"We have a leadership group and the group is more important than the captain. When Leo was captain, Brian (O'Driscoll) before him, there were always guys there to help him and I am going to have to lean heavily on guys, there is obviously Rhys (Ruddock), Seán (O'Brien), Rob (Kearney), guys who have been there for years who have gained experiences. There are some young guys coming through who have the potential to be great leaders themselves."
The skipper is excited by what his old rival Felipe Contepomi has brought to the table since returning to Leinster as backs coach.
The former Argentina international has been getting to work on the training ground, but Sexton reckons those players who weren't around for his first stint have yet to see his full personality.
"The guys will probably get to know him more when the competitive games start and he starts to get really into it," he said.
"At the moment it's all very calm, but the best of Felipe will come out when... I'm looking forward to seeing him lose his rag, that's what I'm excited about!
"He's been brilliant so far, excellent with the young guys, dragging them along.
"The older guys have learnt a lot already. It's brilliant.
"He's been looking at areas where he thinks we can improve and we've gone about trying to do that."
With so many internationals in the squad, Leinster won't be at their strongest for a couple of weeks yet but the challenge for Cullen and Co is to try and reproduce the stunning form that saw them claim a historic double last time out.
They've lost Isa Nacewa and Joey Carbery, but recruited Joe Tomane and their young guns will be a year older and all the better for the experience.
"You have got to take it away from the end result, really. If you think, 'Right, we have got to win those two trophies again', then we will get ourselves in trouble," Sexton said.
"If we can get back to the process of how do we get better from last season, and there are areas of our game that we can get better at - even some of the games we won last year, maybe we got a little lucky.
"We need to get better at managing those types of games.
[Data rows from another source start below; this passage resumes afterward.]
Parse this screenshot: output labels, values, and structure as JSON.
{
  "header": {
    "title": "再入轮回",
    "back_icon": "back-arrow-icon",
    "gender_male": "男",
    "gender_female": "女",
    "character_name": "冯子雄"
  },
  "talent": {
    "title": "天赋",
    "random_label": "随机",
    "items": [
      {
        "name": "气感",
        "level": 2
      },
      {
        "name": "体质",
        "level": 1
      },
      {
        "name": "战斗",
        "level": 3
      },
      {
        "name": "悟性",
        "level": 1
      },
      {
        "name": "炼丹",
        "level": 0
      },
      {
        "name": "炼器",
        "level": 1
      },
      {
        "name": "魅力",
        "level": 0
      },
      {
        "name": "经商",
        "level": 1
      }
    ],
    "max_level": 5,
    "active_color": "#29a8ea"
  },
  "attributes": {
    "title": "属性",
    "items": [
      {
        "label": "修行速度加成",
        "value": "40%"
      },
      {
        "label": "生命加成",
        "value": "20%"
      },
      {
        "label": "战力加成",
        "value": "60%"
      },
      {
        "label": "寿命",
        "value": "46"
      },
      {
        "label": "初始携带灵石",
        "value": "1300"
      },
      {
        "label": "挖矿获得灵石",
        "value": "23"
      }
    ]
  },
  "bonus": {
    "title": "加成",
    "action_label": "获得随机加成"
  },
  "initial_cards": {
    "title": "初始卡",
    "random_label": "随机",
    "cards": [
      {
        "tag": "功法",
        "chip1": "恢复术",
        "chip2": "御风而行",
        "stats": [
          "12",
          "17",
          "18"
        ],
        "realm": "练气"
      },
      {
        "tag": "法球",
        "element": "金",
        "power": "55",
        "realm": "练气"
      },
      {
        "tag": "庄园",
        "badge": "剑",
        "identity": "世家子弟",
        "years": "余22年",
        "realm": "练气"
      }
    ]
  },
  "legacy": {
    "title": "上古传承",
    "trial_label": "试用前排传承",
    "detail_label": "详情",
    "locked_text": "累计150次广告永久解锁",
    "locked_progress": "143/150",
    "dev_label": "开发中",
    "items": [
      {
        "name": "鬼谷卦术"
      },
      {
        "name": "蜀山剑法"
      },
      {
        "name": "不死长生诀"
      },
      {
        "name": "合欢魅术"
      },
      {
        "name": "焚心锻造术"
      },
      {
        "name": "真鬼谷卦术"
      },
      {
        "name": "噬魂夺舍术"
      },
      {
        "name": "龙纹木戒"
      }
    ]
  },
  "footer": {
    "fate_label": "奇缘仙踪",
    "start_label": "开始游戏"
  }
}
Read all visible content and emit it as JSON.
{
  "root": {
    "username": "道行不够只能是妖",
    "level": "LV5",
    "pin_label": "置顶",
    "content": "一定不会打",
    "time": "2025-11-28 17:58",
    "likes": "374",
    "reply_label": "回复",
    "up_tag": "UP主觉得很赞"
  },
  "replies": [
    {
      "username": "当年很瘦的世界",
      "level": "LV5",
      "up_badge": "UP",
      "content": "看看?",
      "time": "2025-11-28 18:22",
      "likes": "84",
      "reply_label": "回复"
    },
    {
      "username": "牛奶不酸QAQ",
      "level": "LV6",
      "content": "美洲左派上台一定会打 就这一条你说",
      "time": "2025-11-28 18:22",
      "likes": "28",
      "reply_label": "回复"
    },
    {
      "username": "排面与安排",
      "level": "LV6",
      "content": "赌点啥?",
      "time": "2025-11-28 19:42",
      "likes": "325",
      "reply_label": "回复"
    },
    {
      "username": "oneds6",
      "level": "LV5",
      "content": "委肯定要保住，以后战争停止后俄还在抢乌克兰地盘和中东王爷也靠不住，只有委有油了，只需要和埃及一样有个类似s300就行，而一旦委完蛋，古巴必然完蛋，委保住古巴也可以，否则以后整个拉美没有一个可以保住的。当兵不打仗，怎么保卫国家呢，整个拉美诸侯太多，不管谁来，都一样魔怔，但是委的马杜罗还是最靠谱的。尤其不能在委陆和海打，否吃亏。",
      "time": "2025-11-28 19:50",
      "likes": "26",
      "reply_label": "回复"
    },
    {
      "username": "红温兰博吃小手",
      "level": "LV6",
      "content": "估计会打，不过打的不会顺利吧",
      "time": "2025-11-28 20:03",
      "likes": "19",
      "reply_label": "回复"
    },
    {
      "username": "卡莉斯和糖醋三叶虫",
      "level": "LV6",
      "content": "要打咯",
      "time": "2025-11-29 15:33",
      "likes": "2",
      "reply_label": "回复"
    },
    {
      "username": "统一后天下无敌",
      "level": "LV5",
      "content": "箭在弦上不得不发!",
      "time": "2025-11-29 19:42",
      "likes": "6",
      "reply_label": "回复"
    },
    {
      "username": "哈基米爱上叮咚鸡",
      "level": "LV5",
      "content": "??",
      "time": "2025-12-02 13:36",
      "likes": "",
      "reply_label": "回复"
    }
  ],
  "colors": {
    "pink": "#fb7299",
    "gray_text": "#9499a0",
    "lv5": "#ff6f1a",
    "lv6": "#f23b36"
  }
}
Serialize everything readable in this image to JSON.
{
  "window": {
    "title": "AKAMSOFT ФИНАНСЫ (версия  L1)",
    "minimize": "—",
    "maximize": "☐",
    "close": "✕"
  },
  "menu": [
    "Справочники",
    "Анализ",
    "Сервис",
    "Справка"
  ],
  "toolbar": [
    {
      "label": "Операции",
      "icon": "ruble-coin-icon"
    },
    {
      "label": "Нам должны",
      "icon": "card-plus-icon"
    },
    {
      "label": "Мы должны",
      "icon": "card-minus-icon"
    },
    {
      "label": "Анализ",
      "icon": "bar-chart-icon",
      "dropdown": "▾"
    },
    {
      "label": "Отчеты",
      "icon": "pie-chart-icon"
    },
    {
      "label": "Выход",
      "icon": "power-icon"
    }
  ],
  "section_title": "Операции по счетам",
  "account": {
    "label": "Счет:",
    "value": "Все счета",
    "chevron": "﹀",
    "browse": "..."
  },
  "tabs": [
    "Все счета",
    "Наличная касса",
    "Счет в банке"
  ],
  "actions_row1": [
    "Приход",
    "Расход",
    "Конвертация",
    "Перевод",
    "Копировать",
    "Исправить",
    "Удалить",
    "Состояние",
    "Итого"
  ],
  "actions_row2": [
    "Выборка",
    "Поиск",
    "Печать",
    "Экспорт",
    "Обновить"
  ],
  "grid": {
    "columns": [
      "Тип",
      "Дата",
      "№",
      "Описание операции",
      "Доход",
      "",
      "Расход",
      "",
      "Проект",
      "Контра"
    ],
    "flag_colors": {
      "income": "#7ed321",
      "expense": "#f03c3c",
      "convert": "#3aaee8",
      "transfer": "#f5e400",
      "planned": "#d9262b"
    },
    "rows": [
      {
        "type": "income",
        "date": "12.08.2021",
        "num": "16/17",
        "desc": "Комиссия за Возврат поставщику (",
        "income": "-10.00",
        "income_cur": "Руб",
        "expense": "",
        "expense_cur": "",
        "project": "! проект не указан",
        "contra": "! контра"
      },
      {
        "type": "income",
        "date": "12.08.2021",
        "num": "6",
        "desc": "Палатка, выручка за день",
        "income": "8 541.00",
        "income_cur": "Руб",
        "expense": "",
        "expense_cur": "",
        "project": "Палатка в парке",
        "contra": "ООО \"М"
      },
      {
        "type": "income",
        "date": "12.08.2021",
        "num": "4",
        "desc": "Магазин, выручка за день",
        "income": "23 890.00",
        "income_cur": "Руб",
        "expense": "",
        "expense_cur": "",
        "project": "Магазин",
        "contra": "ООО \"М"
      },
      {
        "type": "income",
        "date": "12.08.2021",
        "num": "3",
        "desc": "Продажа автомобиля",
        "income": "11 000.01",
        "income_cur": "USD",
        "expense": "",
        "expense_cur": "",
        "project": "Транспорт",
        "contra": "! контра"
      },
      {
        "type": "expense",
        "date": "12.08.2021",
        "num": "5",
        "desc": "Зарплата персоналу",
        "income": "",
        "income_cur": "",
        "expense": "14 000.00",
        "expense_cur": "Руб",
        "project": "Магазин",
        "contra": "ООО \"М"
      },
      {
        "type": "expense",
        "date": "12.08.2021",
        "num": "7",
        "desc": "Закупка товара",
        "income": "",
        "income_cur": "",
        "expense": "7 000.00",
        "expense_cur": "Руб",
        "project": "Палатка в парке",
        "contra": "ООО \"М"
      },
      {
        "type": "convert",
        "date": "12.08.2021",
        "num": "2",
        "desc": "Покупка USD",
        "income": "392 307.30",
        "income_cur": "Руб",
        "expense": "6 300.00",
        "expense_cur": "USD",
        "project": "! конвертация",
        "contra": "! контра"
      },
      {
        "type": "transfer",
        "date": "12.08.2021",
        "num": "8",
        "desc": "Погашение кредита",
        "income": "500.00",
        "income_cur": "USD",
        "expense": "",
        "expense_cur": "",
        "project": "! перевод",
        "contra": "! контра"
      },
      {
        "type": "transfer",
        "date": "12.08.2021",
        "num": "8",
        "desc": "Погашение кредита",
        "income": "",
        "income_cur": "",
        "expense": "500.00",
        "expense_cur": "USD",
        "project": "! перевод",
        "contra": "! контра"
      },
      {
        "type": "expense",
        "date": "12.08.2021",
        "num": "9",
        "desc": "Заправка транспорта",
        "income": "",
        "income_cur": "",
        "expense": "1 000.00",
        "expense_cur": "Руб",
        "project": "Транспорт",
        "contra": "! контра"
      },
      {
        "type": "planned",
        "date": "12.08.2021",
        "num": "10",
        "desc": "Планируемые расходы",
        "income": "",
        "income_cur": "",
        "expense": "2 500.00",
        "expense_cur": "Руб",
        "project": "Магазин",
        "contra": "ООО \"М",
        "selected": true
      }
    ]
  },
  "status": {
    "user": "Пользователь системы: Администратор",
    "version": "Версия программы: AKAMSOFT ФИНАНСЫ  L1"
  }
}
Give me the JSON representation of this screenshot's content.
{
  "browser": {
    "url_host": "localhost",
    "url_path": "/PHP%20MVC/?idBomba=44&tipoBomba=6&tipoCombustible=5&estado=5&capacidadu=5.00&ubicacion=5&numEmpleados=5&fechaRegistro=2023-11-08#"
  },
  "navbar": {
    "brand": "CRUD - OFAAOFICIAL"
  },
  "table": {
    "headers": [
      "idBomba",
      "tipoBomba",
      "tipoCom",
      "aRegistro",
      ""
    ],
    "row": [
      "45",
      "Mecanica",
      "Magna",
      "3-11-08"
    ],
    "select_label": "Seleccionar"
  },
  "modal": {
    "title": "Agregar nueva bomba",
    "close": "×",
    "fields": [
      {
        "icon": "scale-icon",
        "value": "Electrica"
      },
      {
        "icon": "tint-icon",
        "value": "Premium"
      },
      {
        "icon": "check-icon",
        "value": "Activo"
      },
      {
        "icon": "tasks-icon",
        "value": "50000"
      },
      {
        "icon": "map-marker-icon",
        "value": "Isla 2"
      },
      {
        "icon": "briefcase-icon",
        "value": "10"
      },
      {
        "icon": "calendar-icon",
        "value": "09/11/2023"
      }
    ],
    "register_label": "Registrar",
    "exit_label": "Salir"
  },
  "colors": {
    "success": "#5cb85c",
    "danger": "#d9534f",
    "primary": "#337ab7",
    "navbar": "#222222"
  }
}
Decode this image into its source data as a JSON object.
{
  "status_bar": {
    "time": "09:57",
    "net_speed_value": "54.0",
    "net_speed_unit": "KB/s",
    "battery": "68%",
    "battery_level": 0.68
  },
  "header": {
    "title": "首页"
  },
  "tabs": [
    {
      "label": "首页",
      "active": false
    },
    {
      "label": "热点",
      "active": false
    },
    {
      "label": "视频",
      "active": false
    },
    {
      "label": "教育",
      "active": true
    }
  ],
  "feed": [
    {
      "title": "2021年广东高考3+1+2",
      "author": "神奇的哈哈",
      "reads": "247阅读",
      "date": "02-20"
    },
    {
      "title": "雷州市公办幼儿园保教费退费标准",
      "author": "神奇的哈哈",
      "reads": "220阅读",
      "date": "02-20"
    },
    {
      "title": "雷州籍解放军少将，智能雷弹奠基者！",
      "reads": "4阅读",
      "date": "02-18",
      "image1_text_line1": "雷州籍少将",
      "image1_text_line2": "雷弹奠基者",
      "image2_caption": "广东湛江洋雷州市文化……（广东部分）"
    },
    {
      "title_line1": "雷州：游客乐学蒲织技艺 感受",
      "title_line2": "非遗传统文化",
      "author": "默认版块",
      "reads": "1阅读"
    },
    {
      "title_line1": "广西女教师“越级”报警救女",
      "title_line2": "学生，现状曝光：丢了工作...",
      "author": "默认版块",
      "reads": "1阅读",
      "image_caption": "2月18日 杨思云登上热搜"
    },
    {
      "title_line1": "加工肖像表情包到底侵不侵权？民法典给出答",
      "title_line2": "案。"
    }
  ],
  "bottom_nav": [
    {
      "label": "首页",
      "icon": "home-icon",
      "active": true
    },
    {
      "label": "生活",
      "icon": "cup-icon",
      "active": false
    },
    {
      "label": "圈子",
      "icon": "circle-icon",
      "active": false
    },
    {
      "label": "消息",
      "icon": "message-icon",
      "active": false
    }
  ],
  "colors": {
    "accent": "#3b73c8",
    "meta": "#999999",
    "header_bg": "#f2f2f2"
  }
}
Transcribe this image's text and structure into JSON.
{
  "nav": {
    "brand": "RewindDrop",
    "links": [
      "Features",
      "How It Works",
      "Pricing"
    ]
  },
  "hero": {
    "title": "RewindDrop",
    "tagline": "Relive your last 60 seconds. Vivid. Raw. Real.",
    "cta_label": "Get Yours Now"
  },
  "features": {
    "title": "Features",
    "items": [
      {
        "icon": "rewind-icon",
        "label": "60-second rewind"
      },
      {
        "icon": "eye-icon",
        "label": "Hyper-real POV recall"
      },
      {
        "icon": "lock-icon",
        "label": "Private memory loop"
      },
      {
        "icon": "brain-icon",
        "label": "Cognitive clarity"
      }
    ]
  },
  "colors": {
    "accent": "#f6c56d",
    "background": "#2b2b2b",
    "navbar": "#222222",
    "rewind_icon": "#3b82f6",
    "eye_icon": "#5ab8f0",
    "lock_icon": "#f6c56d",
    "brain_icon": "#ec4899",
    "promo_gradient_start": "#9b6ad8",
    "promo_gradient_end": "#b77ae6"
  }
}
So there are lots of ways we can get better and we need to get better because you look at a lot of the teams who are here today.
"They have improved - signing new players, appointing new coaches - whereas we have not changed a lot, in fact we have lost a few players. Getting Felipe in was great. That is a big challenge for us."
He has been in a similar spot before when Leinster made their big breakthrough in 2009 and followed it up with two more titles in the next three years. And memories of the barren spell in between will also inform his leadership.
"This group is slightly different, there's some similarities - we're in a position where we've tasted what it feels like to win," he said. "But also, fresh in our memories, and for me it sticks out more than the winning, was the years before when we lost to Connacht in the final, when we lost those two semi-finals; so we've had a taste of that, we've had a taste of success.
"With this young group coming through, with some of the older lads, we've a good mixture of guys who are starting out and guys coming towards the end who want to be selfish and make the most of their last few years.
"We've a good blend in the group, we're at a good point now where we can really weigh everything up and make a decision as to how we go forward."
The loss of Carbery to Munster remains something of a sore spot for the champions and, while they're keen to move on, Sexton appeared a little perplexed by the nature of his exit.
"I haven't spoken to Joey much since he's gone down, I suppose he left in fairly strange circumstances," he said.
"We didn't think he was going to go at various stages and it was announced that he was gone, so it's disappointing from a Leinster point of view because we're not in a position to replace that player, but as a person we wish him well and hope it works out for him."
By the time they go head to head in October, the season will be in full swing.
He may not be around to lead them every week, but Leinster's new skipper is determined to set the tone as they look to double down on a near-perfect season.